[App and web page records]
..............................

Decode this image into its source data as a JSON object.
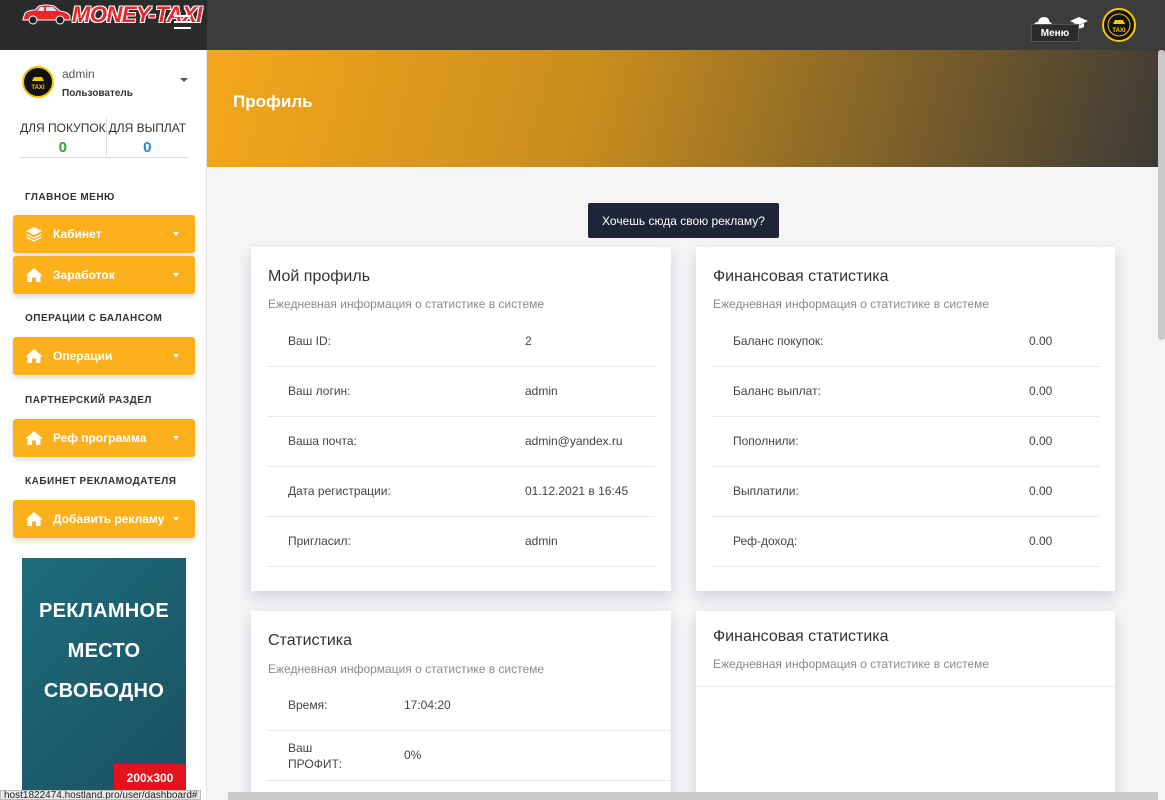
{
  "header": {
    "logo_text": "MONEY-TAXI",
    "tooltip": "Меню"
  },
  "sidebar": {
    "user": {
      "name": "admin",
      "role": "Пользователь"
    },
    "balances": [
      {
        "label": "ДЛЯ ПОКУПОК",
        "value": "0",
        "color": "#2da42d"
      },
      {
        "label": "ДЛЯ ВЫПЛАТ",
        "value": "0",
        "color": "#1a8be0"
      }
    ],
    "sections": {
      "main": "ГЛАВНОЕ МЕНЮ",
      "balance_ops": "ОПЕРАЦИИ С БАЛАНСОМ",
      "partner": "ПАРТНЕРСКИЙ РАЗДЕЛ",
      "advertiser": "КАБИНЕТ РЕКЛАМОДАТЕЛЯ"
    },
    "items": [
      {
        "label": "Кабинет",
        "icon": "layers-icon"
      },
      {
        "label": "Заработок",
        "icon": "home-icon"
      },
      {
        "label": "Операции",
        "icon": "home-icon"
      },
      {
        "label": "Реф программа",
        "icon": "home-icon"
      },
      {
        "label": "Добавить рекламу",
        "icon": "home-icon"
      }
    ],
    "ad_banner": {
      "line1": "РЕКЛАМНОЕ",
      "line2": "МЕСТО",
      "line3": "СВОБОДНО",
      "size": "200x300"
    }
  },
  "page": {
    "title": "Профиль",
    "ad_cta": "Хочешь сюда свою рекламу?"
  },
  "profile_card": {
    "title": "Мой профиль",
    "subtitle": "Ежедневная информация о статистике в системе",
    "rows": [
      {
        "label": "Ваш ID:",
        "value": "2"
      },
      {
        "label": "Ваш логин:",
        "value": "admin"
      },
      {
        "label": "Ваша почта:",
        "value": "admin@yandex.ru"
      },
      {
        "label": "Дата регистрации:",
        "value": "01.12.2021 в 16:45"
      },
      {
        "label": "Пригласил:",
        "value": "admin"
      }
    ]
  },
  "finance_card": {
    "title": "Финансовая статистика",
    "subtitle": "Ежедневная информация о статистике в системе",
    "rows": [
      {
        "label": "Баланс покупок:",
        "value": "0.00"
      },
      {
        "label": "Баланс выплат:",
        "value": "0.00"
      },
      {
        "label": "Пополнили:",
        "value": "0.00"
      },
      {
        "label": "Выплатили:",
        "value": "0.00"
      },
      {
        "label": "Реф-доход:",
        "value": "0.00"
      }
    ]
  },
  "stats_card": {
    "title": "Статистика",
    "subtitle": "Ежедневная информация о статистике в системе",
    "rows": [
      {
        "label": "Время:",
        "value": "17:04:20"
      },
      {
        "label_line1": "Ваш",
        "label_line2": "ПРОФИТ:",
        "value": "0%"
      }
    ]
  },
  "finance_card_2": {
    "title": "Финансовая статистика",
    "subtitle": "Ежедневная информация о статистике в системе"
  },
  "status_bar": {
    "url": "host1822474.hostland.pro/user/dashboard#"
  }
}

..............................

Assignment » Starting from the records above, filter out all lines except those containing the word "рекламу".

Finished task »
        "label": "Добавить рекламу",
    "ad_cta": "Хочешь сюда свою рекламу?"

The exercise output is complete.